“There’s seaside with a white pebble beach which looks out on the Brijuni islands. The Brijuni were President Tito’s playground, with a safari park with zebras and an elephant. You must visit.
“In the other direction, if you take the paths through the fields, you reach Makso’s private beach. Some of the paths are overgrown, so you must be careful.”
Mel remembered his concern as she cycled round the edges of the fields. Sun settled on the lavender which exuded its pungent scent. Mel filled her lungs, overjoyed to be alive.
The further she got from the house, the more scrubby the land became, with weeds and endless winding paths. She followed one, heading for the sea.
She’d set herself a challenge to pedal to Makso’s private beach.
When she’d settled in, she would love to bring a picnic and bathe in the sea as she had done in Sorrento.
The paths got narrower and Mel felt her legs brushed by grasses which clattered in the spokes.

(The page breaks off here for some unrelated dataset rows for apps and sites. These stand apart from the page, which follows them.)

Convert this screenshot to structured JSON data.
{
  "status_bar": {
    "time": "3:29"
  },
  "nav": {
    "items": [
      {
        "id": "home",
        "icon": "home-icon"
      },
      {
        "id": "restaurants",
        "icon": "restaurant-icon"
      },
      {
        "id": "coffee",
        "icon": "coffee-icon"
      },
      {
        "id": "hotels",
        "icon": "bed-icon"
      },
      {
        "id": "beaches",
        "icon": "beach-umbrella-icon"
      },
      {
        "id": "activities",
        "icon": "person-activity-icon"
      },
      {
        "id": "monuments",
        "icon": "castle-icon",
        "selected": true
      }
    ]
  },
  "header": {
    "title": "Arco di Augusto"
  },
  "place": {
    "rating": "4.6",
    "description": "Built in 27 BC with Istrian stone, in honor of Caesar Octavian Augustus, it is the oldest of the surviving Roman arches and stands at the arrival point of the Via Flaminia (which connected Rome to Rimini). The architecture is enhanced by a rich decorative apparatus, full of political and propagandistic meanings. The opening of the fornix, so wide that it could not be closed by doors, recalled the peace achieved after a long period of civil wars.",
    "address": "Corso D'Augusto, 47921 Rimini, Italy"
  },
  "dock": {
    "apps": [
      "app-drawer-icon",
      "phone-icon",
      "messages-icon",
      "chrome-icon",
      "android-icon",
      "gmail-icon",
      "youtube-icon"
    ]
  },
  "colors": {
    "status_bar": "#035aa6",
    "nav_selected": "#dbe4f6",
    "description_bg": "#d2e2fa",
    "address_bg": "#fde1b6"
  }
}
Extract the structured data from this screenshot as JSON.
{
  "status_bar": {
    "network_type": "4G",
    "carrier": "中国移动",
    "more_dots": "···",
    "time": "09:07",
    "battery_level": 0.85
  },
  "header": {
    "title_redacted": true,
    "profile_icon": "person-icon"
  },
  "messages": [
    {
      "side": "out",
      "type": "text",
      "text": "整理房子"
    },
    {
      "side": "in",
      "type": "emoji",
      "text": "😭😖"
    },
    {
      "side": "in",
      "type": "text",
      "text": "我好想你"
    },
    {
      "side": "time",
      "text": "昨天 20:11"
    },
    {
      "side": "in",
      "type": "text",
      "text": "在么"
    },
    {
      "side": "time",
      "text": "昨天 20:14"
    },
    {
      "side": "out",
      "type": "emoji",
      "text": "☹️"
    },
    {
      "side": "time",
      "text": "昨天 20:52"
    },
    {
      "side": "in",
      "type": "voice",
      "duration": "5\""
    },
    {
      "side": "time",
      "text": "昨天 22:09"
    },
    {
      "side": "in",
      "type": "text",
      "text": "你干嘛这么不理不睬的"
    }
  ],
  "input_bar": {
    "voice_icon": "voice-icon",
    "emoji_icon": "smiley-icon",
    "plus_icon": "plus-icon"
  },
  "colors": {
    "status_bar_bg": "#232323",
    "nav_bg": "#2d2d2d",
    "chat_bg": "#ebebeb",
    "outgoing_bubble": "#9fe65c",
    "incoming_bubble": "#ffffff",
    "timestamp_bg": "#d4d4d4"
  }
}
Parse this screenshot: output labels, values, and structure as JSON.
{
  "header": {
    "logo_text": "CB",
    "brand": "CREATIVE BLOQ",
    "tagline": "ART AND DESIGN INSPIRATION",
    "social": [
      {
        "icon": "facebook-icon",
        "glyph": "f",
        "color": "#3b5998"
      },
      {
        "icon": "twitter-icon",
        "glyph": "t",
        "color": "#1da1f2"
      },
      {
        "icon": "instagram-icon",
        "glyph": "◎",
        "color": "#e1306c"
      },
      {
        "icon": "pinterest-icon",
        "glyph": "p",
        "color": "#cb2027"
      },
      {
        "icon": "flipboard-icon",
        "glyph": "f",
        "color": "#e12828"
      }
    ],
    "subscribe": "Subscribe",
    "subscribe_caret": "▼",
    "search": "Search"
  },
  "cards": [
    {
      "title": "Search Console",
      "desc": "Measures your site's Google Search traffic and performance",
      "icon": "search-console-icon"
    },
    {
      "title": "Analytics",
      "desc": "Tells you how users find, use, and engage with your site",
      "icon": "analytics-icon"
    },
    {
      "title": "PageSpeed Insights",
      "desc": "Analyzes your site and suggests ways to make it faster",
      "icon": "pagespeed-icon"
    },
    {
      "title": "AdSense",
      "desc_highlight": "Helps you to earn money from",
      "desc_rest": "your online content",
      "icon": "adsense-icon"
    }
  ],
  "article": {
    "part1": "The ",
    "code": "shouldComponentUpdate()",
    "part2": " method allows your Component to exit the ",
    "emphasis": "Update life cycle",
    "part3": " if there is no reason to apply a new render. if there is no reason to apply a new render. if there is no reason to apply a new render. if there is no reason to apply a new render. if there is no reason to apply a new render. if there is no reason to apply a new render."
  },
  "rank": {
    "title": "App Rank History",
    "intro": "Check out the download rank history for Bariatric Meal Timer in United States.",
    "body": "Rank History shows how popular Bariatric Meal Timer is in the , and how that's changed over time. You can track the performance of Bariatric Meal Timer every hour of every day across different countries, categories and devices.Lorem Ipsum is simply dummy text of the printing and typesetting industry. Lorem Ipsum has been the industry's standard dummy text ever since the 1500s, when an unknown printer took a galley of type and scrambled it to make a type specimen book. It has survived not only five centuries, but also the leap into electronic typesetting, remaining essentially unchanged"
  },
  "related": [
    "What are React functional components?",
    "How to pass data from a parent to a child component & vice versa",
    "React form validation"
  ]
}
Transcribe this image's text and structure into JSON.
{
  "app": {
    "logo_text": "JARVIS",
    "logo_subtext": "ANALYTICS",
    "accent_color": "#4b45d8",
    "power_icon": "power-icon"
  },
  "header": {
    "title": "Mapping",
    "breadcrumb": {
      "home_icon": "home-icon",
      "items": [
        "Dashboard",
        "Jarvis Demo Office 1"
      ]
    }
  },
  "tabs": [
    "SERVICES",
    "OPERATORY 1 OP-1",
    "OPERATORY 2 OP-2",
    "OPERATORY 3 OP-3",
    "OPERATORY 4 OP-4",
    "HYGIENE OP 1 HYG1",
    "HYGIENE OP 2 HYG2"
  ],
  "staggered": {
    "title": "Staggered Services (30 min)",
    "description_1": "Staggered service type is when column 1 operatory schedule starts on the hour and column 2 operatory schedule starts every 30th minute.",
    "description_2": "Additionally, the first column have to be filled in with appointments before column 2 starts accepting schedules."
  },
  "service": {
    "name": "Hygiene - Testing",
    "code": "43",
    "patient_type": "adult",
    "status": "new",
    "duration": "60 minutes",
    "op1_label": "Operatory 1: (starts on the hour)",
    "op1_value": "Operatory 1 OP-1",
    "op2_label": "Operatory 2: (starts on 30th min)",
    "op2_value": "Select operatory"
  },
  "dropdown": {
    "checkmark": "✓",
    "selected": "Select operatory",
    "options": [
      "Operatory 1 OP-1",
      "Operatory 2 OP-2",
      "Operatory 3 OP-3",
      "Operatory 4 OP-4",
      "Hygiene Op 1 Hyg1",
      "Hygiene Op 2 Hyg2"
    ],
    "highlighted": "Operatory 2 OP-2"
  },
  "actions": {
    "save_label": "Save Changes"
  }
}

The way became uneven, but the bike was up to it.
As she rounded a bend, she stopped, startled. Over to her right, above the sea, appeared a collection of around 20 small round houses. They were nestled in a dip, as if someone had built them to stay hidden.
She remembered them from her guidebook. Trulli houses could be ancient and were built of bleached stone, with slate-coloured roofs. Curious, she thought, that anyone should live out here miles away from civilisation. There wasn’t a shop, a telephone box or a road in sight.
The only way to the trulli was along these unmade paths. What did these people do for a living?
Pondering, she resumed pedalling. It wasn’t much longer to the sea. As she rode, she looked back. The trulli were totally hidden.
The way became more difficult, but she was determined to complete her mission. The sun climbed in a cloudless sky and she began to sweat.
Mel pedalled madly, becoming increasingly disorientated. She only saw the snake crossing her path out of the corner of her eye, but it was enough to make her shriek.
Her yell rang through the air. She slammed on her brakes and crashed into a pile of thorn bushes. As she lay, the snake turned. Mel stared helplessly at it. It opened its jaws.
She went to scream again when she heard a man’s voice.
“Don’t move a muscle.”
Mel stayed silent.
“Don’t make any sudden movements and you’ll stay safe. Can you get up?”
Mel eyed the snake and the snake eyed her.
“Yes, probably.” Then she gasped. “My leg’s bleeding. I’ve been bitten.”
Gradually the young man moved into view. He frowned intently at her bleeding leg through heavy-rimmed spectacles.
Over his shoulder was a leather bag. He wore workman’s clothes, jeans and a denim shirt. He brandished a stick between her and the snake.
“Stand up slowly. Use my arm to steady you.”
“Is the snake poisonous?”
“Difficult to tell.” He didn’t bat an eyelid. “I don’t know what they look like. What I do know is that the nose-horned viper isn’t keen on water.”
With that, as if in slow motion, he took out a bottle and handed it to her.
“Here, give him a good sprinkling.”
With shaking hands, she did as she was told. The snake slithered into the undergrowth.
She clung to the man’s hand for support, her legs like spaghetti.
“Was that a poisonous one?”
He washed her calf with the bottled water.
“He did have the telltale zigzag markings and that little nose like a hook.”
“You said you weren’t an expert!”
“Sometimes I lie to protect the innocent.”
She laughed despite her anxiety.
“Have I been bitten?”